(Data about app and page elements)
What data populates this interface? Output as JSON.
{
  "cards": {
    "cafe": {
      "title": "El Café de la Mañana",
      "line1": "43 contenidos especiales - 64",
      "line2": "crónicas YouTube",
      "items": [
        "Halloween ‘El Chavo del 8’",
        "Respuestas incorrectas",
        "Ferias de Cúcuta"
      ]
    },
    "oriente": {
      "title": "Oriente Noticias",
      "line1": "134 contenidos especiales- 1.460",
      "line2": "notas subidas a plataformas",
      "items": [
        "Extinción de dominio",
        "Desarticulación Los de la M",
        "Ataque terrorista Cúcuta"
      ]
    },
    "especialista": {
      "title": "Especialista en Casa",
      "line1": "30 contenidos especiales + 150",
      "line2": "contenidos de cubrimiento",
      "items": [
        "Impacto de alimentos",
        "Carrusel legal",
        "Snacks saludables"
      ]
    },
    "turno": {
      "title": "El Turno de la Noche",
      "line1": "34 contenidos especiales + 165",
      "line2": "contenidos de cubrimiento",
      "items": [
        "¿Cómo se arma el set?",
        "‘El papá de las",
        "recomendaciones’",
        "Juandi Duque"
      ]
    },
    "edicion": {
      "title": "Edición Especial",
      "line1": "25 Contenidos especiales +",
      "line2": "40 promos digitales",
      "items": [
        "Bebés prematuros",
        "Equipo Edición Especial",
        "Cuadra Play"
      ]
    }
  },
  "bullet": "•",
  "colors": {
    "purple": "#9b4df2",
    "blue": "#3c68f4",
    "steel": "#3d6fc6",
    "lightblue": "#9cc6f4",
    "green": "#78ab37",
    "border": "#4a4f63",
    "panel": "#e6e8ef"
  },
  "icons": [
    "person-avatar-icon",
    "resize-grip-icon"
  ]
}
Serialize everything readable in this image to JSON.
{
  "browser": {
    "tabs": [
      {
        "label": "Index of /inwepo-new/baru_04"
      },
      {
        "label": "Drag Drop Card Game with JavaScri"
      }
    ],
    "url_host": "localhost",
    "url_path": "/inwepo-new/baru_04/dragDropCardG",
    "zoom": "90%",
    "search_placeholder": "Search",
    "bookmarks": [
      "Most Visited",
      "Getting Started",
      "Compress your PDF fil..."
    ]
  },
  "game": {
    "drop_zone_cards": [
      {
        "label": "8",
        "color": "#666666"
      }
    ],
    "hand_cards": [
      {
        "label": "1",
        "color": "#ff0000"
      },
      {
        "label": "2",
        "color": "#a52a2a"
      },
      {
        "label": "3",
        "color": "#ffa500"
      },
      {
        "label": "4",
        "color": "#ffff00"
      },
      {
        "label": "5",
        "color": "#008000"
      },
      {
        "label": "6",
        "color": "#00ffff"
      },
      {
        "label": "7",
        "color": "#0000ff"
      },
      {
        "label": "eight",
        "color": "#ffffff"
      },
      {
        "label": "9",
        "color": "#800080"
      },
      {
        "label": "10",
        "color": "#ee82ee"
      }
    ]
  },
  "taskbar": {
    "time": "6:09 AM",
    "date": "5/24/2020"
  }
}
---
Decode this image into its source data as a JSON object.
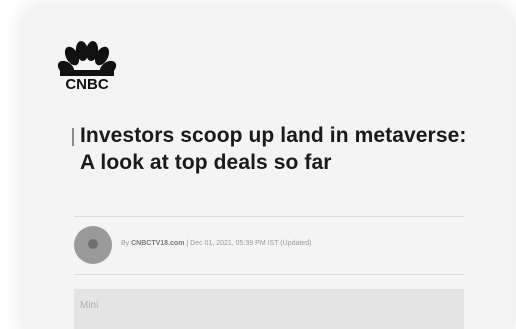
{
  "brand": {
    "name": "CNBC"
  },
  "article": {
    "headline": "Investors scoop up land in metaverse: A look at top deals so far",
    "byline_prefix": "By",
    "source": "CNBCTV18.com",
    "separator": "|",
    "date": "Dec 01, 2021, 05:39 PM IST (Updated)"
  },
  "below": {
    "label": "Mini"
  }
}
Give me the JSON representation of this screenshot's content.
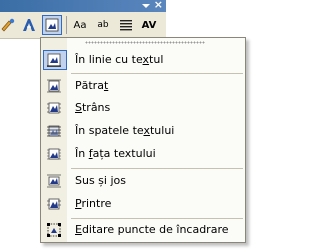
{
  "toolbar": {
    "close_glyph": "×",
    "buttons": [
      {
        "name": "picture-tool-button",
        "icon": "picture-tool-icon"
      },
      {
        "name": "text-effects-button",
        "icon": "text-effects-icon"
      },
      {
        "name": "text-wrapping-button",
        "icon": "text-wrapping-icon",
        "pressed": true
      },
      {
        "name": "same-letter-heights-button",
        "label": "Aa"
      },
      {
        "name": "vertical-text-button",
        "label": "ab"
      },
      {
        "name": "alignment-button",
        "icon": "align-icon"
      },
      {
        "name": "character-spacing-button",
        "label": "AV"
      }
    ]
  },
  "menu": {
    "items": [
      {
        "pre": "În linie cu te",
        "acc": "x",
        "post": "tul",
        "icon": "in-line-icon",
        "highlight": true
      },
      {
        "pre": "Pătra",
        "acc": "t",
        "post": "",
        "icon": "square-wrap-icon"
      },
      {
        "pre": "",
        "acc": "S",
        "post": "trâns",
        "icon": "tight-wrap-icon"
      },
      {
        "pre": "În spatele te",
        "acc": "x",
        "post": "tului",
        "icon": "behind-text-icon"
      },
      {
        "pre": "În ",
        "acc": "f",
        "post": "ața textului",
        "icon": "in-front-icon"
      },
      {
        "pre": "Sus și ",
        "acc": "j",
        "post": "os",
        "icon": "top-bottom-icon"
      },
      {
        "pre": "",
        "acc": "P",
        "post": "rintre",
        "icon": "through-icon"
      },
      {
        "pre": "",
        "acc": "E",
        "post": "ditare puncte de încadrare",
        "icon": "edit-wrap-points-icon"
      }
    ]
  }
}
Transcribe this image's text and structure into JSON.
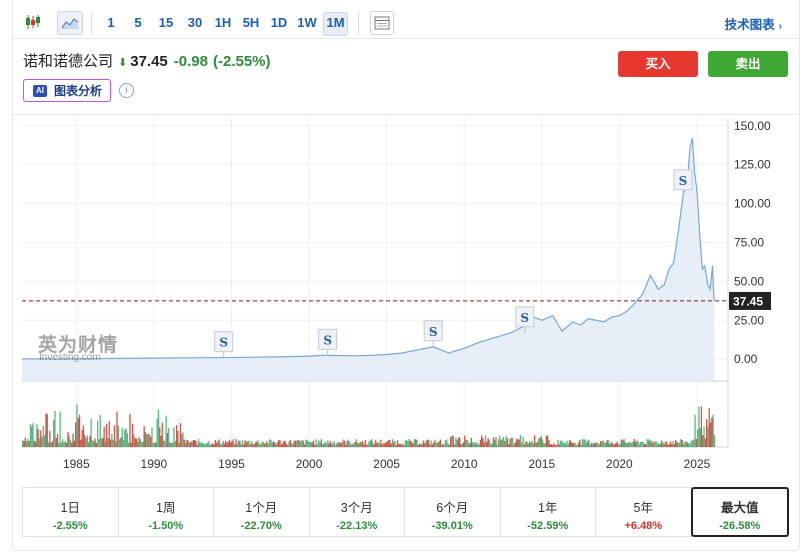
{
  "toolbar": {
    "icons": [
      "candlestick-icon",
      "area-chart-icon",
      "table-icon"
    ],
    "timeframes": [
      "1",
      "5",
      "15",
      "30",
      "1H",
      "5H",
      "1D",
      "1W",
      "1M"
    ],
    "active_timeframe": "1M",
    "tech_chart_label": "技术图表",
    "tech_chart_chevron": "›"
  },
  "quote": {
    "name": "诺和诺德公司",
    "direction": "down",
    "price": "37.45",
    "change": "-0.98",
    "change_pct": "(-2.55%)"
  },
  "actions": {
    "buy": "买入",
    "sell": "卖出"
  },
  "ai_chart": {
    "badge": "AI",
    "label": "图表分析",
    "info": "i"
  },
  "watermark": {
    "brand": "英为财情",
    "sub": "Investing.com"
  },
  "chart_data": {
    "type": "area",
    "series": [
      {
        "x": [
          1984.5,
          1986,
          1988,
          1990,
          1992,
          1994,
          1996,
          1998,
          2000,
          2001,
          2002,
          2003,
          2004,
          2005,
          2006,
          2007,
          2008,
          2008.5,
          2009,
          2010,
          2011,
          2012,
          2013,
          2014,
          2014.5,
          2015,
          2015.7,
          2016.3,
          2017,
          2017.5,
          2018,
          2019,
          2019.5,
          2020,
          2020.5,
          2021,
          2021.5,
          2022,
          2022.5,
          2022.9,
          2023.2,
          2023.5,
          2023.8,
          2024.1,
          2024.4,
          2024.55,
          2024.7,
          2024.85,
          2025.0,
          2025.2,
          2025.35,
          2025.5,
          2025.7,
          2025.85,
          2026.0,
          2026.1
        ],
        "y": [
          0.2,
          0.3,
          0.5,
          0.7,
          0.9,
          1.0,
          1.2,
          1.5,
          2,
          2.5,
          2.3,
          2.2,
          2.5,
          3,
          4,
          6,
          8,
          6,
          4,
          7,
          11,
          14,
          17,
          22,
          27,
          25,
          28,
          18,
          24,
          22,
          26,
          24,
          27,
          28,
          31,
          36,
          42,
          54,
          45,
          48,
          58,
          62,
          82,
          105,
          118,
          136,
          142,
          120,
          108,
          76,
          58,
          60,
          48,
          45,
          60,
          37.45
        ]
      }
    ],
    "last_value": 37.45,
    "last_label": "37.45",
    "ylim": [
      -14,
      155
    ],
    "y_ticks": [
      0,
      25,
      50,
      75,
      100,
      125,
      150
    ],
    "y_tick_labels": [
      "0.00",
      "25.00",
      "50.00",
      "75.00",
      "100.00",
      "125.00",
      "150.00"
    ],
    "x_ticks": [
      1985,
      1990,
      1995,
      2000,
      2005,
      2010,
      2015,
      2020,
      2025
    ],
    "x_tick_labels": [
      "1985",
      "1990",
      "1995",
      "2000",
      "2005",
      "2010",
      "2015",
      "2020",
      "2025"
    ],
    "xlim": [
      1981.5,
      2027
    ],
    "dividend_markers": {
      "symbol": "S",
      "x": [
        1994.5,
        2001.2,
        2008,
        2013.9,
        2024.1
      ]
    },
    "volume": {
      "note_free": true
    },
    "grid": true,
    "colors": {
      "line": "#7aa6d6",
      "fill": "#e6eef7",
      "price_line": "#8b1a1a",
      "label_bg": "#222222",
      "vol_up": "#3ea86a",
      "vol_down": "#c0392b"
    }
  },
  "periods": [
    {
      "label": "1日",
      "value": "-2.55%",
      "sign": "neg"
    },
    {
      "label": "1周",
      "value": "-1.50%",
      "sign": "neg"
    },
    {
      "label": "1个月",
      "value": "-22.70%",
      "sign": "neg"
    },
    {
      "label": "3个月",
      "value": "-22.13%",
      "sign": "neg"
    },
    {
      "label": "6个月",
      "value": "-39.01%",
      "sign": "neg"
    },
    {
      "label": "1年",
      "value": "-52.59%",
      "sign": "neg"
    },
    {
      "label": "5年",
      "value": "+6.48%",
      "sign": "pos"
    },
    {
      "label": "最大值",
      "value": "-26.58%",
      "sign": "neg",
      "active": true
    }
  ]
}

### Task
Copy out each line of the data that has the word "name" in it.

### Reply
    "name": "CNBC"
        "name": "picture-tool-button",
        "name": "text-effects-button",
        "name": "text-wrapping-button",
        "name": "same-letter-heights-button",
        "name": "vertical-text-button",
        "name": "alignment-button",
        "name": "character-spacing-button",
    "name": "诺和诺德公司",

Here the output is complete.